## WHAT THIS TASK INVOLVES
Locate every line in the material below that has the word "code". Copy each of those lines.

=-=-=-=-=

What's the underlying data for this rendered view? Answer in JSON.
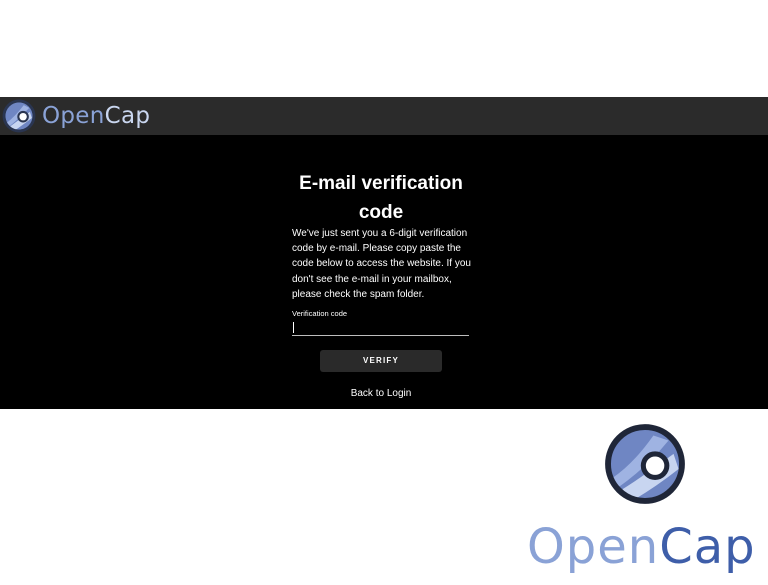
{
  "navbar": {
    "brand_part1": "Open",
    "brand_part2": "Cap",
    "logo_icon": "opencap-logo-icon"
  },
  "verification": {
    "title": "E-mail verification code",
    "description": "We've just sent you a 6-digit verification code by e-mail. Please copy paste the code below to access the website. If you don't see the e-mail in your mailbox, please check the spam folder.",
    "field_label": "Verification code",
    "field_value": "",
    "verify_button": "VERIFY",
    "back_link": "Back to Login"
  },
  "branding": {
    "brand_part1": "Open",
    "brand_part2": "Cap",
    "logo_icon": "opencap-logo-icon"
  },
  "colors": {
    "navbar_bg": "#2b2b2b",
    "page_bg": "#000000",
    "brand_light_blue": "#8aa2d6",
    "brand_dark_blue": "#3e5ea9",
    "button_bg": "#2a2a2a"
  }
}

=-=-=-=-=

## EXERCISE ANSWER
    "title": "E-mail verification code",
    "description": "We've just sent you a 6-digit verification code by e-mail. Please copy paste the code below to access the website. If you don't see the e-mail in your mailbox, please check the spam folder.",
    "field_label": "Verification code",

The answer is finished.